Work order — Lines of the material that include the string "chevron" should be returned.

Recorded data —
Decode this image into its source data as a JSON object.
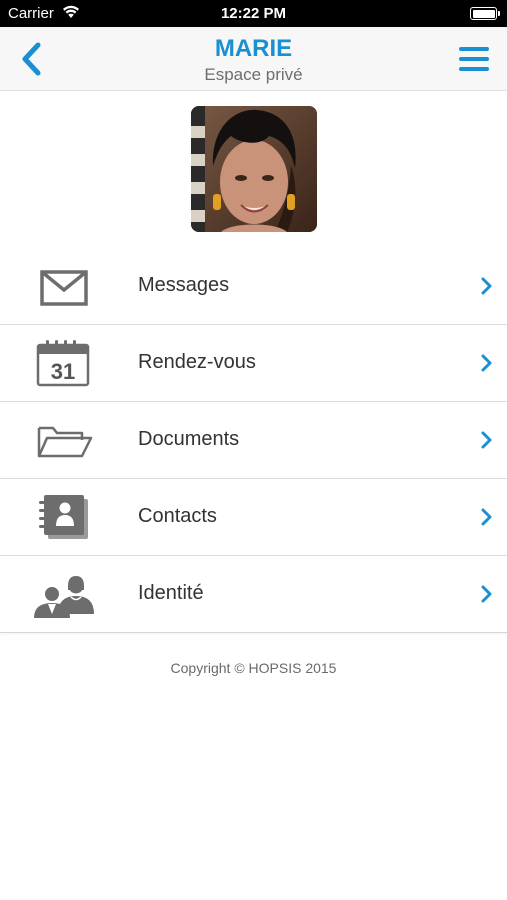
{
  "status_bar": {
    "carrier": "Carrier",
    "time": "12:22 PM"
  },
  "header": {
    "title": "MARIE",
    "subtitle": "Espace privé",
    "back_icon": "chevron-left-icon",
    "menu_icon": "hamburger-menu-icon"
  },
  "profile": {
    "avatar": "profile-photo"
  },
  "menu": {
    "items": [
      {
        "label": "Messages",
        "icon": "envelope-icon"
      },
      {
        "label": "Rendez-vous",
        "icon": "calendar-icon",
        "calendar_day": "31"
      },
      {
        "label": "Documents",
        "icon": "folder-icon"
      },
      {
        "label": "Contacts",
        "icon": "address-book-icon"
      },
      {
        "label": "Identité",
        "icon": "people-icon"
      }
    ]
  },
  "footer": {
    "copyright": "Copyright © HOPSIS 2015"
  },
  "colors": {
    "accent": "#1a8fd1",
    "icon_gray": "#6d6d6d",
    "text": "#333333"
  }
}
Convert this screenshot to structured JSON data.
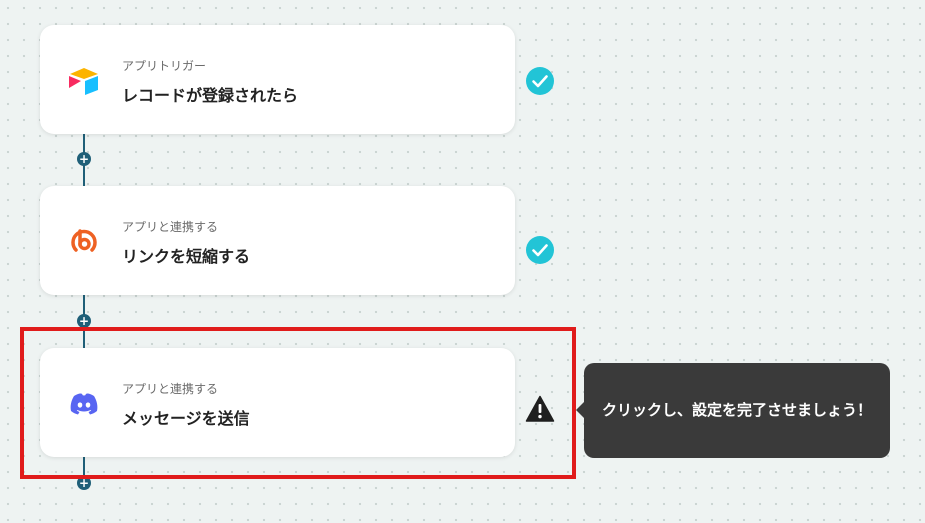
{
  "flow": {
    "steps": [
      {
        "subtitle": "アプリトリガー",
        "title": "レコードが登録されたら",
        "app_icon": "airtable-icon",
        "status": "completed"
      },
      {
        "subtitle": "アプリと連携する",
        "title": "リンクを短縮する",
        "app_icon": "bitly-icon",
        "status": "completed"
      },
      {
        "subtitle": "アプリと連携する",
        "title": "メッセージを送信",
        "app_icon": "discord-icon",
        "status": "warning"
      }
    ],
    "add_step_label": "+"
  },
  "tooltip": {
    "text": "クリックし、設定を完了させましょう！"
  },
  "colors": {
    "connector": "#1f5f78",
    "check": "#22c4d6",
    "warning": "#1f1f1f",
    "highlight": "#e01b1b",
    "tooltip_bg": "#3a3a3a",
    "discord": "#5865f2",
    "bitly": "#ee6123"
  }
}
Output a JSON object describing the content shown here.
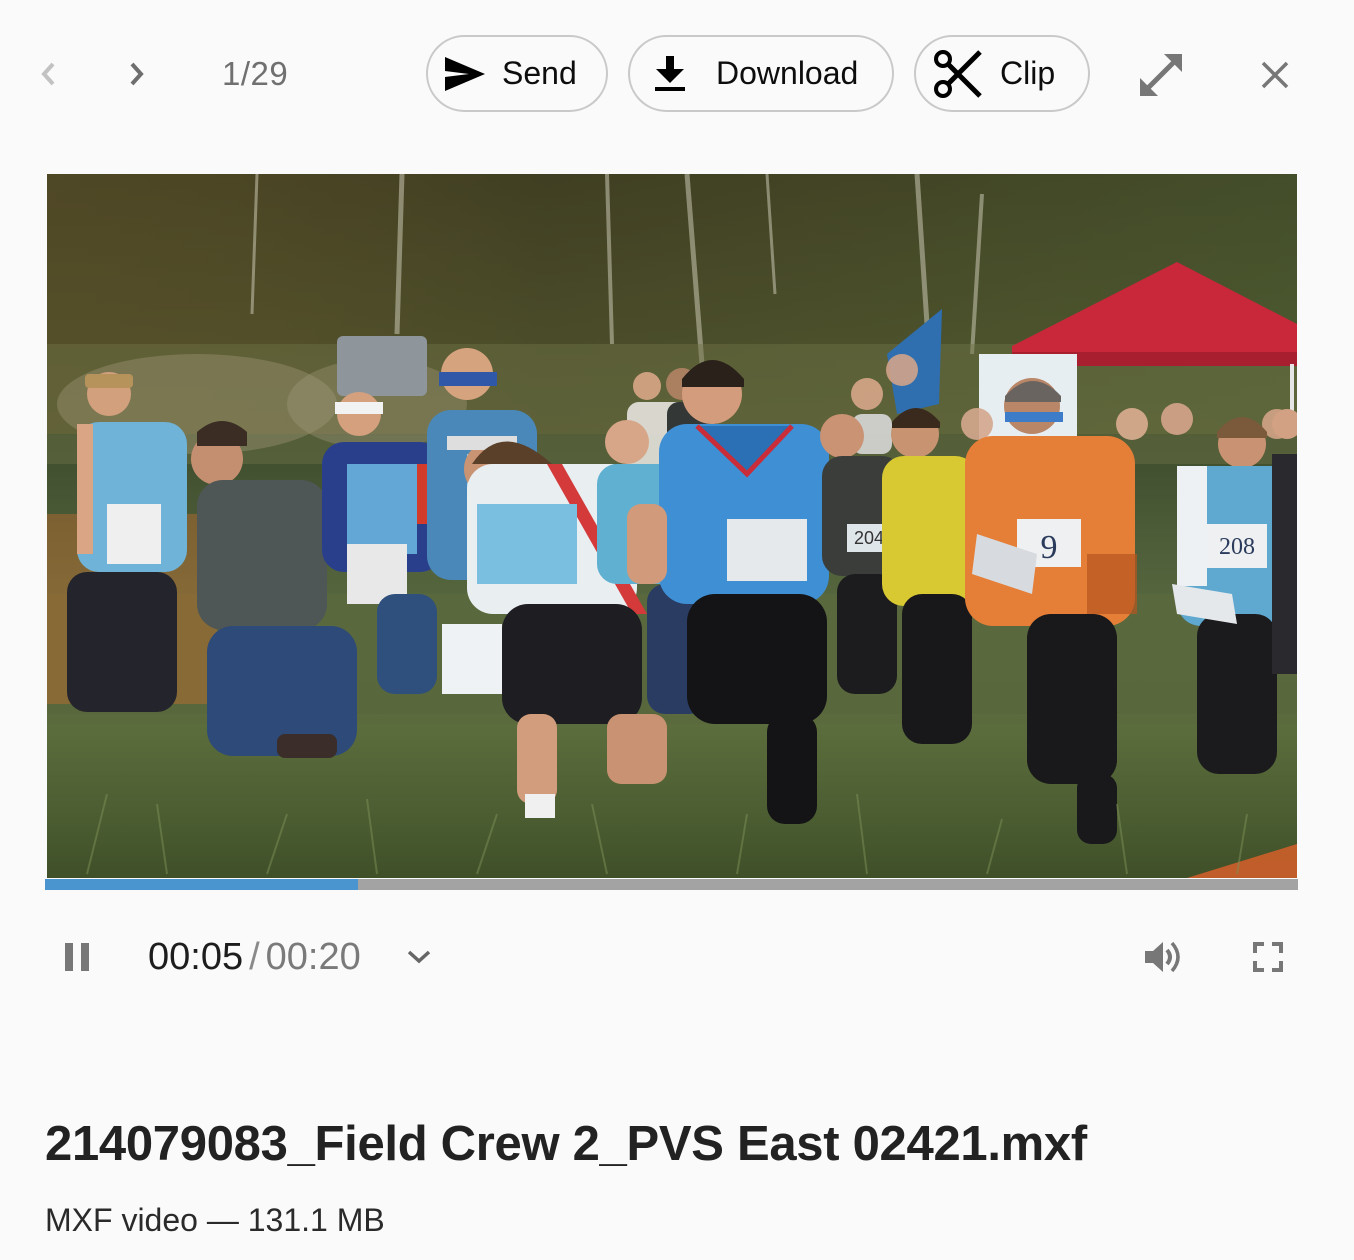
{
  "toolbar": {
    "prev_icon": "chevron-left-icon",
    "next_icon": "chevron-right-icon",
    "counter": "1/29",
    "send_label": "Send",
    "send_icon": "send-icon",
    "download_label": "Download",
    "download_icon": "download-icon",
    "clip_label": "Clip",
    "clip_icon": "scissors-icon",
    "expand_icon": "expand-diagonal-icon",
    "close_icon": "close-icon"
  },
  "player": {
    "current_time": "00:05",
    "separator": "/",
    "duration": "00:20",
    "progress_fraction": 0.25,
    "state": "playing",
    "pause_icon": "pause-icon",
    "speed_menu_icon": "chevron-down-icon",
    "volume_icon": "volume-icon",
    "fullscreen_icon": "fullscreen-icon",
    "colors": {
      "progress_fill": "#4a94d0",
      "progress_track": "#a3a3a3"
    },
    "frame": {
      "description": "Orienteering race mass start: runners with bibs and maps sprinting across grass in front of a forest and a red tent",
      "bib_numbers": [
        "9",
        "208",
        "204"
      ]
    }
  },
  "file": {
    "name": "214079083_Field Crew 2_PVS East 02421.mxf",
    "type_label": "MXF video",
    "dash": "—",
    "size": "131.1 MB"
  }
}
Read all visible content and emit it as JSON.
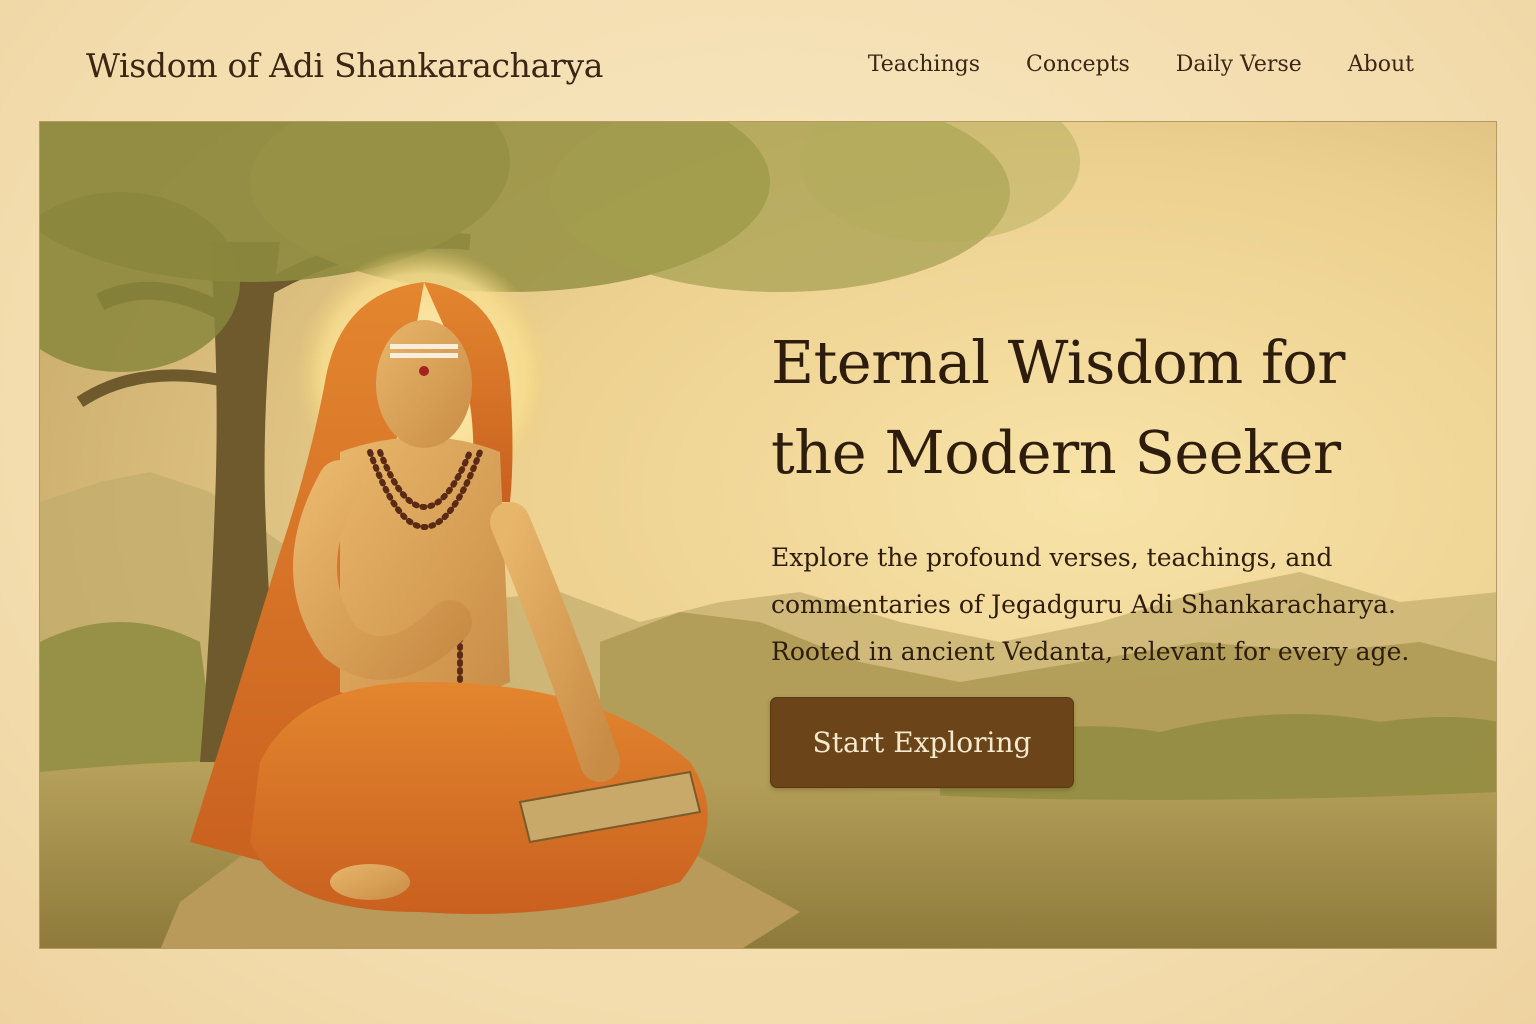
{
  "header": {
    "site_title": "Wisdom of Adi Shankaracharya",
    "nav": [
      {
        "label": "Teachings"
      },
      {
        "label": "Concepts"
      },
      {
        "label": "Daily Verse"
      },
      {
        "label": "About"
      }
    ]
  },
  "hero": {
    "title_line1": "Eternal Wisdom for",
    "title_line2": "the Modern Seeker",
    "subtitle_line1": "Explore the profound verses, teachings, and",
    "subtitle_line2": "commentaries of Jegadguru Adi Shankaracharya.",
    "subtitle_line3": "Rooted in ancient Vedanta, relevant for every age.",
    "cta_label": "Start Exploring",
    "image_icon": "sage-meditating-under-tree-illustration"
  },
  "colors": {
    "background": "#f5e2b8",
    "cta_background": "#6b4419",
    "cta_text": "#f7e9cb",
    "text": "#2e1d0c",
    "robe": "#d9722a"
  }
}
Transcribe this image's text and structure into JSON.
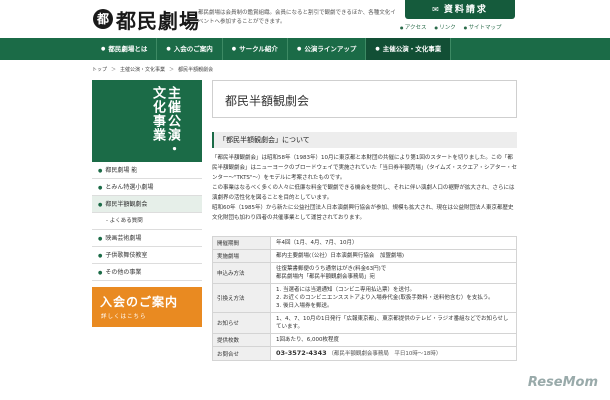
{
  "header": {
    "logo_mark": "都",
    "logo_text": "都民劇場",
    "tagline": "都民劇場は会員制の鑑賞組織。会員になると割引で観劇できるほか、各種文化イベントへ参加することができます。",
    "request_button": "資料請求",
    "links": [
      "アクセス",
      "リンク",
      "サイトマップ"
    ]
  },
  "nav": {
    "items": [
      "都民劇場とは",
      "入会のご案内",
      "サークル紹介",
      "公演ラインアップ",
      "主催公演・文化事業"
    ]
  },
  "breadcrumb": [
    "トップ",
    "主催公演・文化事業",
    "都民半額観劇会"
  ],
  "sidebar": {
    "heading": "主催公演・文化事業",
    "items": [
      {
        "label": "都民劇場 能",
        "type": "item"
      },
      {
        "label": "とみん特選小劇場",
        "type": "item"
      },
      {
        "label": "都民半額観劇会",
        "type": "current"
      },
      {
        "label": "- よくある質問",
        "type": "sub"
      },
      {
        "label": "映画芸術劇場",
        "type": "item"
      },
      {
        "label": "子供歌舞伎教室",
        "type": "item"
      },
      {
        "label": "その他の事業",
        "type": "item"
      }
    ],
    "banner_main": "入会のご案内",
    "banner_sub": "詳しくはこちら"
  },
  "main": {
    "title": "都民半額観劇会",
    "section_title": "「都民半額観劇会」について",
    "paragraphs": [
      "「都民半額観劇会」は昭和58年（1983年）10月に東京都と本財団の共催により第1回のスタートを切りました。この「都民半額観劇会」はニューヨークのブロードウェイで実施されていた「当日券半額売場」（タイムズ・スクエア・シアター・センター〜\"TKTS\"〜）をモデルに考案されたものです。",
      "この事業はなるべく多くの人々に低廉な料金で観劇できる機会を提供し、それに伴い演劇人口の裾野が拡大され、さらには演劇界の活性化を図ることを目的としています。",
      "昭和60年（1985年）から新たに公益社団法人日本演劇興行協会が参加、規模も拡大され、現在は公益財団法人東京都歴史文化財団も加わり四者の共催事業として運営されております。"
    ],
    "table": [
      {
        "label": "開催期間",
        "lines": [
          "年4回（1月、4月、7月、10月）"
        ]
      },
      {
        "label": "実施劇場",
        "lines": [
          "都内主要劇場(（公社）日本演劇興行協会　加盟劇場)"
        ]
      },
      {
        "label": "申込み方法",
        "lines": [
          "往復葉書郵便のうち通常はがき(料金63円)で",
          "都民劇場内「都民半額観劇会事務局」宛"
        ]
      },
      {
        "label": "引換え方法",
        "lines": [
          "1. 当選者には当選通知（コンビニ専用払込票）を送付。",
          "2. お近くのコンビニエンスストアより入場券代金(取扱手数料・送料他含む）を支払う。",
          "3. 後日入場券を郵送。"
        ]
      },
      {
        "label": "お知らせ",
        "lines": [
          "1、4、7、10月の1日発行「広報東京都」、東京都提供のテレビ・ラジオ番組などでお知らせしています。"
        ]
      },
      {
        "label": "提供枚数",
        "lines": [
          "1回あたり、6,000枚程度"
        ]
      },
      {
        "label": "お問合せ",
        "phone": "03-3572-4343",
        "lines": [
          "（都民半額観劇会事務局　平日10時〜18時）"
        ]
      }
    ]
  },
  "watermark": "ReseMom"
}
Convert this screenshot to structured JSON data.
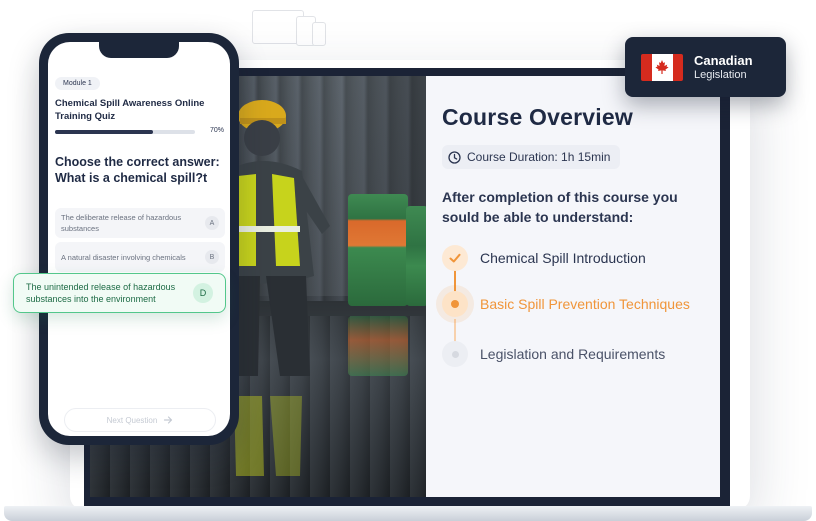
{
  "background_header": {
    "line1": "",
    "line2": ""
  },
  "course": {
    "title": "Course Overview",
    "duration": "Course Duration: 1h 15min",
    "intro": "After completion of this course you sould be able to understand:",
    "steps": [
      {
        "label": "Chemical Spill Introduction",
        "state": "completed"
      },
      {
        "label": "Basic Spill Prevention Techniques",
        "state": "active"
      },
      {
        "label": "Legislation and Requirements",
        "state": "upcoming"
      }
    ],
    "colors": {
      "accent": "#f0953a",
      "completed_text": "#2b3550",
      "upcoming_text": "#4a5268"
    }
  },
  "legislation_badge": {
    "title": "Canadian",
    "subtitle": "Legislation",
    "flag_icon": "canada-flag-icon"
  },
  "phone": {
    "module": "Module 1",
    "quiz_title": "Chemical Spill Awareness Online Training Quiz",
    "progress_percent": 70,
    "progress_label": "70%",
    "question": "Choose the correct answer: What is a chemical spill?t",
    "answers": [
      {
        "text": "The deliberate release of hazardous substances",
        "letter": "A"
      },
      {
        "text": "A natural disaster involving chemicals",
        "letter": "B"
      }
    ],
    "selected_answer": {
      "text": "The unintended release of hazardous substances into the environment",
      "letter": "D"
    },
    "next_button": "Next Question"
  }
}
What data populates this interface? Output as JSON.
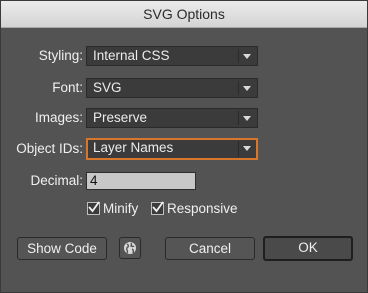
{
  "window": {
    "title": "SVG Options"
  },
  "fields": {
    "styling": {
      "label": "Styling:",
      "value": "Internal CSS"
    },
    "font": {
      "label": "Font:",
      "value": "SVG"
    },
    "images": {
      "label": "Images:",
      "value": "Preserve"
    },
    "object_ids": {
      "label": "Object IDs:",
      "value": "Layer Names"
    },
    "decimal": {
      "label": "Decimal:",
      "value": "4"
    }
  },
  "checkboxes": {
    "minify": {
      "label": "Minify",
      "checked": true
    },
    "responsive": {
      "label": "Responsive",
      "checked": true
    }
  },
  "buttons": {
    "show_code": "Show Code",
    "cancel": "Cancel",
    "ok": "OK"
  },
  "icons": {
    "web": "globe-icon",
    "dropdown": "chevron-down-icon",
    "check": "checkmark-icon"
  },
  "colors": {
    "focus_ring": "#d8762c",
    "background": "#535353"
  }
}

Solution to the problem —
    "back_icon": "chevron-left-icon",
    "prev_icon": "chevron-left-icon",
    "next_icon": "chevron-right-icon",
    "speed_menu_icon": "chevron-down-icon",
    "dropdown": "chevron-down-icon",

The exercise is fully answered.